**EXERCISE PROMPT:** Scan the entries for lines with the word "ThreadingHTTPServer", then copy those lines.

**GIVEN INFORMATION:**
● ● ●

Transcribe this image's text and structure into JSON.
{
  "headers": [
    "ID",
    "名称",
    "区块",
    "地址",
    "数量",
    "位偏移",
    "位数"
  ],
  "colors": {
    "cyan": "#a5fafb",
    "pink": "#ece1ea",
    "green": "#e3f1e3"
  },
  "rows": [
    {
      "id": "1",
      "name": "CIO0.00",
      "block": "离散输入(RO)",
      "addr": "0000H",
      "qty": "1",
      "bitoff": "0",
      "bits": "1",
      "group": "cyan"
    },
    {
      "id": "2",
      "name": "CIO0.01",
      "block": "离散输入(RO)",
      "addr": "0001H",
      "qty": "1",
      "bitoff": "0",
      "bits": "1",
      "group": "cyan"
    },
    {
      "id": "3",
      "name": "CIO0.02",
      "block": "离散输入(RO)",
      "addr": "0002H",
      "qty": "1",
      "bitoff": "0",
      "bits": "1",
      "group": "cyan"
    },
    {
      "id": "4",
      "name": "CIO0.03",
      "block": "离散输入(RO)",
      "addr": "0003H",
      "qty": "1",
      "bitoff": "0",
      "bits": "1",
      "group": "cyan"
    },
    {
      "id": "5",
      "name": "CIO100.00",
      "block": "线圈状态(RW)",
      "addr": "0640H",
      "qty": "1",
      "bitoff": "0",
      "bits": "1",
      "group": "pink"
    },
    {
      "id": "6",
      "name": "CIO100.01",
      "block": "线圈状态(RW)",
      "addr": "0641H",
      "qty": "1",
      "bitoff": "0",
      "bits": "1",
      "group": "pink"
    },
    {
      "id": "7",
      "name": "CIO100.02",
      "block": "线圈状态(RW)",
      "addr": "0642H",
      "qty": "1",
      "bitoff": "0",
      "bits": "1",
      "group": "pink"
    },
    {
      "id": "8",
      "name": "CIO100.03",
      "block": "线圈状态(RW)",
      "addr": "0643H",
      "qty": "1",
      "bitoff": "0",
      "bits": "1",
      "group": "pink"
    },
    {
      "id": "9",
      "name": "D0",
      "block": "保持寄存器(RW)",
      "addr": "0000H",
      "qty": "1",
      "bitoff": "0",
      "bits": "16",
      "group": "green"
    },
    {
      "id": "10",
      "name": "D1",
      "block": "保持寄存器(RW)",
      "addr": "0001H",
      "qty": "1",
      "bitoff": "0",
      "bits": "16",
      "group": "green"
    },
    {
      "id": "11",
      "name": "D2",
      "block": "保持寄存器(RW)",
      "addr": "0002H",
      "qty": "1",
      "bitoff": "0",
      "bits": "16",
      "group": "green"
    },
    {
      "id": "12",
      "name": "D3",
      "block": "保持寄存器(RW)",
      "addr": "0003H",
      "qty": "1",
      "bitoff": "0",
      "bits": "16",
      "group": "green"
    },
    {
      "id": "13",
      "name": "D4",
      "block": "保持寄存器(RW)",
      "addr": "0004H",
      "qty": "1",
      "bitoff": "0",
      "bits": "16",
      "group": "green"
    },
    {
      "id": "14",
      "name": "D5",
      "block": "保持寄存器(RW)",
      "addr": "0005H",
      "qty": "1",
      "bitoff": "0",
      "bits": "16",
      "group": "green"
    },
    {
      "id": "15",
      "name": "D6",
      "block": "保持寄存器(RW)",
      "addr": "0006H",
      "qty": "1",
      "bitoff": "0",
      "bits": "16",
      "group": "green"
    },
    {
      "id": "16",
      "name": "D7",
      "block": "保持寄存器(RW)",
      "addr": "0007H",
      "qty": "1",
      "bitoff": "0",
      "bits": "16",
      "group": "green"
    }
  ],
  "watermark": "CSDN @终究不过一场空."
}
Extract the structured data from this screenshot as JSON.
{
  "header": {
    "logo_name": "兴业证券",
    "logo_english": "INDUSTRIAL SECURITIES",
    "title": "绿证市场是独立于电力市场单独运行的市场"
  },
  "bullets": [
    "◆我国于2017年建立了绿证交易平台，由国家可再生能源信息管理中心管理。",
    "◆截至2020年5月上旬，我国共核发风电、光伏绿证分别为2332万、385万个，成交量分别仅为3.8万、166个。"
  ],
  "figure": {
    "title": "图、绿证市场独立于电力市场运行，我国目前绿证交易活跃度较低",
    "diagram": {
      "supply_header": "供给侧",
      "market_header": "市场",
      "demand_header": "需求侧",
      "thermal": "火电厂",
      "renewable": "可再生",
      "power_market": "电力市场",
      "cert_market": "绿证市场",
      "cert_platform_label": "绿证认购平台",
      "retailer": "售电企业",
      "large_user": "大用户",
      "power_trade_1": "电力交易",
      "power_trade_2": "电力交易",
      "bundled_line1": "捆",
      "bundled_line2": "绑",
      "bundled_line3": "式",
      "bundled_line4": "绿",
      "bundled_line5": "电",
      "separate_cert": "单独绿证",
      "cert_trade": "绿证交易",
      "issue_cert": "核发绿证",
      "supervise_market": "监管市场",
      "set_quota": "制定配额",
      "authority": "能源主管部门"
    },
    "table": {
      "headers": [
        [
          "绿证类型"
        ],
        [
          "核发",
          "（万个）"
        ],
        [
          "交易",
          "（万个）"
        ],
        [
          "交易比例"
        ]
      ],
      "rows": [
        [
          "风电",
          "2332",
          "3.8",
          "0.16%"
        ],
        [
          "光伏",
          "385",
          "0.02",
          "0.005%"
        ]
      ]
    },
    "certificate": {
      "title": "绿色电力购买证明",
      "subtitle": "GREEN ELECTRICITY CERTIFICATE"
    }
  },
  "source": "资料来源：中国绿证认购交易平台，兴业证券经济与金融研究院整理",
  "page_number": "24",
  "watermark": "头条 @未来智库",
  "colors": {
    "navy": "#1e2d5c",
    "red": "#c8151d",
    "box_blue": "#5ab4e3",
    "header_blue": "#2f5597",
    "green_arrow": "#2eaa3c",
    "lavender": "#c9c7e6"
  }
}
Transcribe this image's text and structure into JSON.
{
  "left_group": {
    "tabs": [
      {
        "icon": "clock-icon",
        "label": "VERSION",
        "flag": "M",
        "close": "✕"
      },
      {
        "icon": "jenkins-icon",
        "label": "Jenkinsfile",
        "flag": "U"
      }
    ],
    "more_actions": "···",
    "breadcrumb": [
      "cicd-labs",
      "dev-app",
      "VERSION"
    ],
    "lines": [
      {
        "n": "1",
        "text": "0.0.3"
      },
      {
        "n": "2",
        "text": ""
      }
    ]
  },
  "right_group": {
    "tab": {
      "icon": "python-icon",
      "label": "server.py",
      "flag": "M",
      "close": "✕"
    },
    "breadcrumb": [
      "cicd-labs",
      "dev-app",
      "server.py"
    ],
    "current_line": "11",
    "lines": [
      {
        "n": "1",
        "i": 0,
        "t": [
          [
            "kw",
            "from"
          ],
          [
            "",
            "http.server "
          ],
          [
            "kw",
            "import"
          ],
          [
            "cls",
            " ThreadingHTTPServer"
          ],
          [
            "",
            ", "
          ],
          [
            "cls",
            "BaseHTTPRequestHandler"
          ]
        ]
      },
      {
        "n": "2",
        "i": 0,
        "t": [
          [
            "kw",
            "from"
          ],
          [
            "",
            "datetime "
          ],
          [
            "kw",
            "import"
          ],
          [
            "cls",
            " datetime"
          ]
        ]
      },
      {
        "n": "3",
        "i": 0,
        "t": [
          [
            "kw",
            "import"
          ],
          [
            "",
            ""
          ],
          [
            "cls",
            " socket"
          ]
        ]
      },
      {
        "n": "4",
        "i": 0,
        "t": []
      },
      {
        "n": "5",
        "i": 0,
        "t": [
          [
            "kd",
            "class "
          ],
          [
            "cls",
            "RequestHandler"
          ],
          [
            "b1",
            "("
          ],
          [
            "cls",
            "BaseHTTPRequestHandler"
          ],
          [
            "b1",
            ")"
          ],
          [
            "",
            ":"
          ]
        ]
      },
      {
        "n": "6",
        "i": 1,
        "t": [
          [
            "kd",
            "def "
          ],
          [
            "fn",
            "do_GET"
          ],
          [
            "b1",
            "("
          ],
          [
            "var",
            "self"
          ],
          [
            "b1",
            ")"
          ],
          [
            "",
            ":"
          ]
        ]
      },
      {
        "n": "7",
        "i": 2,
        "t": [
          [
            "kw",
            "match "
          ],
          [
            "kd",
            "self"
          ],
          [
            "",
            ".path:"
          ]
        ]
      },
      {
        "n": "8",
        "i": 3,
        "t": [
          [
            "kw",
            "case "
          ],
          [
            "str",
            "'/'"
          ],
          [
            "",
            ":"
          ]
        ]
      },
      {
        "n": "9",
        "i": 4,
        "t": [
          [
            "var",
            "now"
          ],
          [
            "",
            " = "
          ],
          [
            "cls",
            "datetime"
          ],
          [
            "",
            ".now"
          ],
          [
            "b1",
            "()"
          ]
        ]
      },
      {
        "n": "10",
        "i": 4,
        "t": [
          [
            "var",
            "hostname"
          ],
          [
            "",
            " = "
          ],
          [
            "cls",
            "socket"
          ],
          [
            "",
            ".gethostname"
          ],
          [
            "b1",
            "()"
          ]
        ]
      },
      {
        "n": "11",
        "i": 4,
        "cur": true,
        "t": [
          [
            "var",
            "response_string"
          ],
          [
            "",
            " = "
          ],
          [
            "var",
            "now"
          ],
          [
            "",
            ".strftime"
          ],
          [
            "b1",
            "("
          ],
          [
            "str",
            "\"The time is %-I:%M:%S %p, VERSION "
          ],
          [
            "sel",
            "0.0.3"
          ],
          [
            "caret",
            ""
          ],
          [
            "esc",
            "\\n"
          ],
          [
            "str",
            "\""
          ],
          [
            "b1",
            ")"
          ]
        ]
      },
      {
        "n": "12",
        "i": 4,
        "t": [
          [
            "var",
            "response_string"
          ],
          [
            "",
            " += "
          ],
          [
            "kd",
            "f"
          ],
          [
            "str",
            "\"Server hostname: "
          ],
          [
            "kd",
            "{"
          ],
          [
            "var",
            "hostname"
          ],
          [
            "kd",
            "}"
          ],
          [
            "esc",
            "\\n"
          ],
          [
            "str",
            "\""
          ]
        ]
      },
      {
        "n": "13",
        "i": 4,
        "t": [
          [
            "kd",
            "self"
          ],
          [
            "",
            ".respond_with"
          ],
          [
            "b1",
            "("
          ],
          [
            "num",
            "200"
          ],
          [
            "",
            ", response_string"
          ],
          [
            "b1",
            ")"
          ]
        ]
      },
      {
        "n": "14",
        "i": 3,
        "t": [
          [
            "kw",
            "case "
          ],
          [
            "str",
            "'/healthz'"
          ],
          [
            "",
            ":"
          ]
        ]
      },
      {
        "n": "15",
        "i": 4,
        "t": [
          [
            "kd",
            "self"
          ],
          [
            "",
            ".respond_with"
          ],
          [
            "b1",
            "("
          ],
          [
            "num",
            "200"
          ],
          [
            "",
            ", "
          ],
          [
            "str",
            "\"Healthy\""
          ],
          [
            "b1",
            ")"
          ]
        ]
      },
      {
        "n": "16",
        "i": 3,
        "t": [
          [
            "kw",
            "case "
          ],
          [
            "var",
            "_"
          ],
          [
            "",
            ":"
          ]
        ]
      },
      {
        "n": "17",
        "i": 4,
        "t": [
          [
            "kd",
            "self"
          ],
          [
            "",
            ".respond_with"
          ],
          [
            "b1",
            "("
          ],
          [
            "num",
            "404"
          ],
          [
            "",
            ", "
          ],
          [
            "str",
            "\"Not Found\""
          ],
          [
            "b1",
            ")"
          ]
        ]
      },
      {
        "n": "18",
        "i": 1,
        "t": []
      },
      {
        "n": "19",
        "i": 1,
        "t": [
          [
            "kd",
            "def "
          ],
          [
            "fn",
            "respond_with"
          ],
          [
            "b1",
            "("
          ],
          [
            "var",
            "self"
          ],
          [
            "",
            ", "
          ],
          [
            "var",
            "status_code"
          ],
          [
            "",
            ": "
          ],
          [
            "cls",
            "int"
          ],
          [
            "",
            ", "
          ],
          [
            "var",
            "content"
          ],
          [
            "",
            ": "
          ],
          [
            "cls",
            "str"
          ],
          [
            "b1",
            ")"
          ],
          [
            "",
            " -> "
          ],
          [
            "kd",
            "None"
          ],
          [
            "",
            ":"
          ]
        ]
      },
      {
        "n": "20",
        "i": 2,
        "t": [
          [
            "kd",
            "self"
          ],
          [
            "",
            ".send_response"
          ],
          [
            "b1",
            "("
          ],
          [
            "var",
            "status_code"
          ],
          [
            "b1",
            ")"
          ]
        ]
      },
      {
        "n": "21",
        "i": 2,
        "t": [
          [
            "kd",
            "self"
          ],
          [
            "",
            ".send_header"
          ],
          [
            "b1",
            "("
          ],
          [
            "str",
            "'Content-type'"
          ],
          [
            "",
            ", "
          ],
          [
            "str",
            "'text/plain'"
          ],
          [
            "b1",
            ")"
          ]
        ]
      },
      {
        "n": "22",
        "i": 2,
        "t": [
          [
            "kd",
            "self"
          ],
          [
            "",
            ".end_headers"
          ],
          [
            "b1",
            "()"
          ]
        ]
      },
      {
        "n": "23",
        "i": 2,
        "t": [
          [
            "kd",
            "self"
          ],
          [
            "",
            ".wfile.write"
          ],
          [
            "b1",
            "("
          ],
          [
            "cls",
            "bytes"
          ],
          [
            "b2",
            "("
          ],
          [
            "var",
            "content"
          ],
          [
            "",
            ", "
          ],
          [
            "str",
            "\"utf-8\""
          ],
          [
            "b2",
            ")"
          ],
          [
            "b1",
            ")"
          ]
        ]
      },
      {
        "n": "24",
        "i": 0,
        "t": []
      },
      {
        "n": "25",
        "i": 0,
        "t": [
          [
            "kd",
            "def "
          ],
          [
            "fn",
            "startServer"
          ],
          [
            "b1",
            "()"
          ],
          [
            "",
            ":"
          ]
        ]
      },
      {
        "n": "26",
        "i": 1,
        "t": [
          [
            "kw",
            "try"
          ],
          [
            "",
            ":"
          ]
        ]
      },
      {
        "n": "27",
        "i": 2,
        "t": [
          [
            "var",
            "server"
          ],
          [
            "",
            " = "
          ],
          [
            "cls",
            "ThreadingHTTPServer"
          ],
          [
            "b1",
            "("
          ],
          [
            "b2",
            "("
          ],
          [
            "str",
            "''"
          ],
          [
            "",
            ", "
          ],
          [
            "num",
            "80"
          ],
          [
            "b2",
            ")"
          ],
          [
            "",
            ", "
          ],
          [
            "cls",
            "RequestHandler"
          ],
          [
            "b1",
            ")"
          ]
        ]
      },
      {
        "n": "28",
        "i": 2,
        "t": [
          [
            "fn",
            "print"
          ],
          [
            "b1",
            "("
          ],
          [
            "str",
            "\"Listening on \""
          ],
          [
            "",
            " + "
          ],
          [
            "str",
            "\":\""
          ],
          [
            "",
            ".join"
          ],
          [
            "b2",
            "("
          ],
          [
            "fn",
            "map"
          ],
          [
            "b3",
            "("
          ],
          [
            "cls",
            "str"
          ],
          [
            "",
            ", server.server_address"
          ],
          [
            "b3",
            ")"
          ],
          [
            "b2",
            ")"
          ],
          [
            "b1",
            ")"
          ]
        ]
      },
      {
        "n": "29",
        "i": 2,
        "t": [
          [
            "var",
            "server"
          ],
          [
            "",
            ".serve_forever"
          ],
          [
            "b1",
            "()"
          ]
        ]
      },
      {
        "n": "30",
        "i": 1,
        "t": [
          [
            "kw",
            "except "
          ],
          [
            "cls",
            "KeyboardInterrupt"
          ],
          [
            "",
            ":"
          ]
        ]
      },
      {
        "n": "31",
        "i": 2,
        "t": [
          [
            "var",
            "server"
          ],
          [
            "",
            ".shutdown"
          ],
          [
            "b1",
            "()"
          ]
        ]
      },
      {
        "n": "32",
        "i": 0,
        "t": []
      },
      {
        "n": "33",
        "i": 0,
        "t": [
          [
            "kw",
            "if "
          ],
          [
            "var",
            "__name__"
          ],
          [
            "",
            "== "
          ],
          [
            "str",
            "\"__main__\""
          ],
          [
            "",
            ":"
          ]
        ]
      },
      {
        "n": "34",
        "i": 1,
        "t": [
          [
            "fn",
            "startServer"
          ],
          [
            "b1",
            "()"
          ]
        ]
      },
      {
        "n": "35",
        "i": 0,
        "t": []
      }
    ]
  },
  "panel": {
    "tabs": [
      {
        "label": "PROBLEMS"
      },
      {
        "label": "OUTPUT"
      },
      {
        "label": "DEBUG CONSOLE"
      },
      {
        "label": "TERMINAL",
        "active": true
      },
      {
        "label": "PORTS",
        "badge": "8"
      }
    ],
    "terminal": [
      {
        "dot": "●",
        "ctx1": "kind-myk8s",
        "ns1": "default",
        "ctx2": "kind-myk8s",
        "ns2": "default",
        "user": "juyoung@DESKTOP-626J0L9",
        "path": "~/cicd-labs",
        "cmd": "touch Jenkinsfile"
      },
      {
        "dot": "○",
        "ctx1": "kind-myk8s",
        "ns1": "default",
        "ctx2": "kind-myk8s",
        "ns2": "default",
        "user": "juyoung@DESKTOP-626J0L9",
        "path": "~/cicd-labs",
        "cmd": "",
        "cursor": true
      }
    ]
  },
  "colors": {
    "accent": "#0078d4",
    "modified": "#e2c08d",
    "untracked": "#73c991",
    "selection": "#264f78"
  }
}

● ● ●

**REPLY:**
            " ThreadingHTTPServer"
            "ThreadingHTTPServer"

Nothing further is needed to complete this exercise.